Lines where the string "price" appears are to be copied from the entries below.

* _Data_:
++++++++++

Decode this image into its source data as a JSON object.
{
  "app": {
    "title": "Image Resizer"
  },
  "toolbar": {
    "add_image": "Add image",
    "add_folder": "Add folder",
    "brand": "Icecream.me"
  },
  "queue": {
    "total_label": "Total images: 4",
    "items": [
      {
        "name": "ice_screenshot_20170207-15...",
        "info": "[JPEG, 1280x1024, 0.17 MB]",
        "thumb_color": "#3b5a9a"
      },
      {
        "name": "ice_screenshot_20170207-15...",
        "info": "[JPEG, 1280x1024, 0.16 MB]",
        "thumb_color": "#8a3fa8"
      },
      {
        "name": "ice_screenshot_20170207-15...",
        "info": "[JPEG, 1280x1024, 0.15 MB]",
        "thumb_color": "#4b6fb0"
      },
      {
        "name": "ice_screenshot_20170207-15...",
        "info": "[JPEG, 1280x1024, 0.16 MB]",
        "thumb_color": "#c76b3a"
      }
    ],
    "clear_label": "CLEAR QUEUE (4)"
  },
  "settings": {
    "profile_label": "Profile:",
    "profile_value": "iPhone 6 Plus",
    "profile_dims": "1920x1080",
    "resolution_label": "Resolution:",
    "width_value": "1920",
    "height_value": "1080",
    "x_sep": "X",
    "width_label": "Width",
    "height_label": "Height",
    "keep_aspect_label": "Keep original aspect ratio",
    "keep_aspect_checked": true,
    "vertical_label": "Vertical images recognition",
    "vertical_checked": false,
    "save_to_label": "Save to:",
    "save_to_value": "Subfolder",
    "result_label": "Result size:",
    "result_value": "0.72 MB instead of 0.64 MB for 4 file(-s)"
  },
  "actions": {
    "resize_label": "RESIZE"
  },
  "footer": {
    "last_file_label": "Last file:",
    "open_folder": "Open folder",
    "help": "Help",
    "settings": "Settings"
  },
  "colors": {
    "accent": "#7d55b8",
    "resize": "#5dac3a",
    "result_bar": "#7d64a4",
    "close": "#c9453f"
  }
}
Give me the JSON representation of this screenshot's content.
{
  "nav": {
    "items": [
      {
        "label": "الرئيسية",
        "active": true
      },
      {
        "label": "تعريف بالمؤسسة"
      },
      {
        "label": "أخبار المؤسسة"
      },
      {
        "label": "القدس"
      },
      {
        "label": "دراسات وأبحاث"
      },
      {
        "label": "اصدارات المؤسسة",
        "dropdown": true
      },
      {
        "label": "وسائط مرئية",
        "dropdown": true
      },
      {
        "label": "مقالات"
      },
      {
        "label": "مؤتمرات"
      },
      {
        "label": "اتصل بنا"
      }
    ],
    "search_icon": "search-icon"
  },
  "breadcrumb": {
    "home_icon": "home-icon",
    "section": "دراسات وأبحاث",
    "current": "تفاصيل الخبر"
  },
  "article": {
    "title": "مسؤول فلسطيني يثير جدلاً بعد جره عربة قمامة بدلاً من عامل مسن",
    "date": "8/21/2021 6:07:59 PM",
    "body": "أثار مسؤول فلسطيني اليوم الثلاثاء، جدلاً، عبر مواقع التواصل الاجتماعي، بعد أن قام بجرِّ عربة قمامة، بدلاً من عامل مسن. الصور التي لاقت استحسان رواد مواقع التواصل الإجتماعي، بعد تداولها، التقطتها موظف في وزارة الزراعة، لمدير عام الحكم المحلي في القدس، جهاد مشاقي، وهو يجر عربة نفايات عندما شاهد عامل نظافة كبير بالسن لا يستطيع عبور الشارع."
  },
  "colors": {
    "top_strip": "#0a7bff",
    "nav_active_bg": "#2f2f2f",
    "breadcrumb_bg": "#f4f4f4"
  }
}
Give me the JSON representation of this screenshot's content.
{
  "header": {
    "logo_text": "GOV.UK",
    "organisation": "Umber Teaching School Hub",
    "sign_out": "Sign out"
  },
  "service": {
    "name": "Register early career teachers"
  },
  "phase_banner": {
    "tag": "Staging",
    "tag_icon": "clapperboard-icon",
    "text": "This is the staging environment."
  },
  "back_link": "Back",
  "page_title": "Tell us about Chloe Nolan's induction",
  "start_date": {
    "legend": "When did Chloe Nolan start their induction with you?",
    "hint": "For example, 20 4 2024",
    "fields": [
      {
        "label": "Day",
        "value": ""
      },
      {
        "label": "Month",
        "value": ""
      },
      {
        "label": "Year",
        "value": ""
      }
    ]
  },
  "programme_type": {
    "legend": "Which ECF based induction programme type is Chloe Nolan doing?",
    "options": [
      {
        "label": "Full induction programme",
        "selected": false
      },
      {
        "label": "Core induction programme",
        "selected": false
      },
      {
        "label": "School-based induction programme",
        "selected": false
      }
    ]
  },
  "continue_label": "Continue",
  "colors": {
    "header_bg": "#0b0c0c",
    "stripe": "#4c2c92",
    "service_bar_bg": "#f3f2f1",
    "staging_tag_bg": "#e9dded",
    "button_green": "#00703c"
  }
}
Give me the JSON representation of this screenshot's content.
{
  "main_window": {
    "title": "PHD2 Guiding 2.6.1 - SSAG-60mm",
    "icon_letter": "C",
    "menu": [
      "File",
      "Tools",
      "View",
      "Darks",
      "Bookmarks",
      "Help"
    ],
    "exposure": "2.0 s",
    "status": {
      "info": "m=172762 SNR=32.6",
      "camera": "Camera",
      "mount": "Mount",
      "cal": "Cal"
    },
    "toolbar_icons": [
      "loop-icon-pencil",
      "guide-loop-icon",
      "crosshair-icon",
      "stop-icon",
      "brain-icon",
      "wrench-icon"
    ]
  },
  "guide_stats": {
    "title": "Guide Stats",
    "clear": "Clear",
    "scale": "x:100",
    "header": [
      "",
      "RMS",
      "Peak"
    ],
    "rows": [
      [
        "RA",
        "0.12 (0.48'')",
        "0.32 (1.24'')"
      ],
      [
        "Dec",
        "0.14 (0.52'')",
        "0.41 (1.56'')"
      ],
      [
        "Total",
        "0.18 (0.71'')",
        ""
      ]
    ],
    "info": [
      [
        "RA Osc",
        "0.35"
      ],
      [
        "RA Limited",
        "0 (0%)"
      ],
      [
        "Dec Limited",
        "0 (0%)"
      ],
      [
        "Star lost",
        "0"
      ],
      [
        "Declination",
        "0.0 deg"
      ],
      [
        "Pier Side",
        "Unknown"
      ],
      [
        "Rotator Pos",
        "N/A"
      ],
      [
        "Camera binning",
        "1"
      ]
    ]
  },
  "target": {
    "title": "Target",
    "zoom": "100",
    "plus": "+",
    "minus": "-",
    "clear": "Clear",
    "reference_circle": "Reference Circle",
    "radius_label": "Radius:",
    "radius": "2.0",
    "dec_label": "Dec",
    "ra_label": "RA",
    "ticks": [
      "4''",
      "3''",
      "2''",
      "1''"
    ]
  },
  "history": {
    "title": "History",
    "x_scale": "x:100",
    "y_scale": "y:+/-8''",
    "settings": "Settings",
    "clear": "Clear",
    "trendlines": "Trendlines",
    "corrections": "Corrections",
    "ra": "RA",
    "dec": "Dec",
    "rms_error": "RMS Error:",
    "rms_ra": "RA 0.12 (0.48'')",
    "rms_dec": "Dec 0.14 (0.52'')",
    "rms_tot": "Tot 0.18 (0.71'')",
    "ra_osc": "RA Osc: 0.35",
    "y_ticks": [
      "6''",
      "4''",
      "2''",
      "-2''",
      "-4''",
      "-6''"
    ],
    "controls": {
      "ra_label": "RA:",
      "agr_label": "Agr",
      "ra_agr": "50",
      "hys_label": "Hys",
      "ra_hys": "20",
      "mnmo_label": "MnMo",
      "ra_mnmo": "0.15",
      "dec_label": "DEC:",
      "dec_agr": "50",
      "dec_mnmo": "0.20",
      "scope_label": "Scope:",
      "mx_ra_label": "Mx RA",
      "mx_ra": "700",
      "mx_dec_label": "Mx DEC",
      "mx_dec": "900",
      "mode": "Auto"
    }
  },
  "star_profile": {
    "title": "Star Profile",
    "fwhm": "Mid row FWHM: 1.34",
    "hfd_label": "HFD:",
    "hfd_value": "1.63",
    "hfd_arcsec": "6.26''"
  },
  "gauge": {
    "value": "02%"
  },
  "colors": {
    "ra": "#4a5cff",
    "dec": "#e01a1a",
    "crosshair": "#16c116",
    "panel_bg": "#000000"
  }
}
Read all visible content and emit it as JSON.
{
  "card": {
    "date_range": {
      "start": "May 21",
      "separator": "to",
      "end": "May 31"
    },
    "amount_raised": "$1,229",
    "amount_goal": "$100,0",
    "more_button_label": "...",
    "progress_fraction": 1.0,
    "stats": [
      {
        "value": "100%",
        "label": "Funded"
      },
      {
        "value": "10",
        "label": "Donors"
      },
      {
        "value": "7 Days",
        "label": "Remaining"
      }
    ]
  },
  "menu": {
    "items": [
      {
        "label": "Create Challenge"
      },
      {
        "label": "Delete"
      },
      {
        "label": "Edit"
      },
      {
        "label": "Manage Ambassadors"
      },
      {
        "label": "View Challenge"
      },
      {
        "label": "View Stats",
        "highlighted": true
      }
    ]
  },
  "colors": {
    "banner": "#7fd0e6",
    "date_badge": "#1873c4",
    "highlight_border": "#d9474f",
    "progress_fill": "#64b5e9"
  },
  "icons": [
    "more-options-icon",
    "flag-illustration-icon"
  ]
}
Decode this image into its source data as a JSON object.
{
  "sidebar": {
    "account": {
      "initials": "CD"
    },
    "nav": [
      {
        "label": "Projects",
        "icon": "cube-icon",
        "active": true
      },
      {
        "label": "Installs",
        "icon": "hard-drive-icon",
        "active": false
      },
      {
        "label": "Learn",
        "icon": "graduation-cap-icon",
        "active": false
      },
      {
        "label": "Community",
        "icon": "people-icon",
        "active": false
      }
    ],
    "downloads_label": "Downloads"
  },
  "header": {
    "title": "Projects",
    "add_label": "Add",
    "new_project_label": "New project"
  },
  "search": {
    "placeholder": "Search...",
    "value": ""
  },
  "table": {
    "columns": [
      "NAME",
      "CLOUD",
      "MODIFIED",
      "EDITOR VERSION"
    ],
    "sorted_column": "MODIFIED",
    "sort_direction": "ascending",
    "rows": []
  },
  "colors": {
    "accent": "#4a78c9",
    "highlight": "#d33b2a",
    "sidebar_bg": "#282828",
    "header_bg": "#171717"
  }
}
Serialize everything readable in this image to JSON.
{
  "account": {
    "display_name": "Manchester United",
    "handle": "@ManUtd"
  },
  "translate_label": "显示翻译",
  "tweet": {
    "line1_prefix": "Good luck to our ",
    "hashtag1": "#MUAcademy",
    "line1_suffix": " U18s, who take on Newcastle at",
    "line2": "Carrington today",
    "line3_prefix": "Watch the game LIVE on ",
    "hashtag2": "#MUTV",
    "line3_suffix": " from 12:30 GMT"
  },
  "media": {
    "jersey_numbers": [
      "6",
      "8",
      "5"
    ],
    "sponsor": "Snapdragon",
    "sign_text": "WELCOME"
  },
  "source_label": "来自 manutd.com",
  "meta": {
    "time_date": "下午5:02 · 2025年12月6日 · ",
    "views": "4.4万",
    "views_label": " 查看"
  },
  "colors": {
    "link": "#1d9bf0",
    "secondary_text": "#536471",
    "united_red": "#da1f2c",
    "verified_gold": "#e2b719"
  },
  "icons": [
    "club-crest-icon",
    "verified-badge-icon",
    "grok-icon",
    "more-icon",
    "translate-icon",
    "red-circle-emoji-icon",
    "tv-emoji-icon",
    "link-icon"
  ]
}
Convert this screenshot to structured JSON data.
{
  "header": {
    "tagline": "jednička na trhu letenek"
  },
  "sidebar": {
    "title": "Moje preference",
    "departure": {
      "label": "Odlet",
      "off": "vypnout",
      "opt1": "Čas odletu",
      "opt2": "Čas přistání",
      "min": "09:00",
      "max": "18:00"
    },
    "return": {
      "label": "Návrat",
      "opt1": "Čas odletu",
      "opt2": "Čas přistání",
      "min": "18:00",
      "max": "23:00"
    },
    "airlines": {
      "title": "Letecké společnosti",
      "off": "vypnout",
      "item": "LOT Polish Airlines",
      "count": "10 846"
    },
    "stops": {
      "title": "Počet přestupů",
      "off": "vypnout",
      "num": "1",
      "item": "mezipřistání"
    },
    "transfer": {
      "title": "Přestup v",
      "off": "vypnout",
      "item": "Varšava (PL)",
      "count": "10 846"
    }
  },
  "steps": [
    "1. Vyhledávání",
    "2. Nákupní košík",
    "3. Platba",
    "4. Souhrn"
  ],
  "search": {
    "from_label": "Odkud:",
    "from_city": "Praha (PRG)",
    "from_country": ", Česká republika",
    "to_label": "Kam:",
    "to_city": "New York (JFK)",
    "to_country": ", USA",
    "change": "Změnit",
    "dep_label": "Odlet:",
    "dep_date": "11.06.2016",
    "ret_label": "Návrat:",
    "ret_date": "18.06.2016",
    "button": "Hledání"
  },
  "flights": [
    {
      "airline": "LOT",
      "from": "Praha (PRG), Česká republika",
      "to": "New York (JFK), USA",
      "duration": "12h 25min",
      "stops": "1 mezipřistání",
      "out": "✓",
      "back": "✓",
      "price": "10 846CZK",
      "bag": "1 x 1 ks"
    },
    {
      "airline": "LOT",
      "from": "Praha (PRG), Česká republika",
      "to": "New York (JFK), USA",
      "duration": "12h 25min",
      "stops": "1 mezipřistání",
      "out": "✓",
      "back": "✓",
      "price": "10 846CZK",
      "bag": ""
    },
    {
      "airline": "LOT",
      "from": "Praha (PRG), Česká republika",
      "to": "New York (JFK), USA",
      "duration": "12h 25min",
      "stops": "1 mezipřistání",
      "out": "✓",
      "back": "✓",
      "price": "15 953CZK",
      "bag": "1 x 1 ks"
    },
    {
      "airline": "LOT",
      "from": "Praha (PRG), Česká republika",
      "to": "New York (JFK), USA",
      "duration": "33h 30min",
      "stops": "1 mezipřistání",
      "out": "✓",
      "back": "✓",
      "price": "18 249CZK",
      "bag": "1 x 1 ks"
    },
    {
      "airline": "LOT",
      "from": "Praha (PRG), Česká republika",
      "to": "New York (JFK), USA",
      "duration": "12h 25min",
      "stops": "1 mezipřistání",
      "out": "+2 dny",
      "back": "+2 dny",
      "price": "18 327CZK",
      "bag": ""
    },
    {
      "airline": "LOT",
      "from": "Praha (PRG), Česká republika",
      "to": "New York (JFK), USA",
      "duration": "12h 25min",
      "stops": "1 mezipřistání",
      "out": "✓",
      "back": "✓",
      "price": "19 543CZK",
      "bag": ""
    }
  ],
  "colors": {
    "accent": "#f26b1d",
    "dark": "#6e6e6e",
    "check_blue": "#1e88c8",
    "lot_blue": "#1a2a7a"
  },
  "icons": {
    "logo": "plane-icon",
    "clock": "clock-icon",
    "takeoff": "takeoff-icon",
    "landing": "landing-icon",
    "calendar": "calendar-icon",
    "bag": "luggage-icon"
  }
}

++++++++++

* _Response below_:
      "price": "10 846CZK",
      "price": "10 846CZK",
      "price": "15 953CZK",
      "price": "18 249CZK",
      "price": "18 327CZK",
      "price": "19 543CZK",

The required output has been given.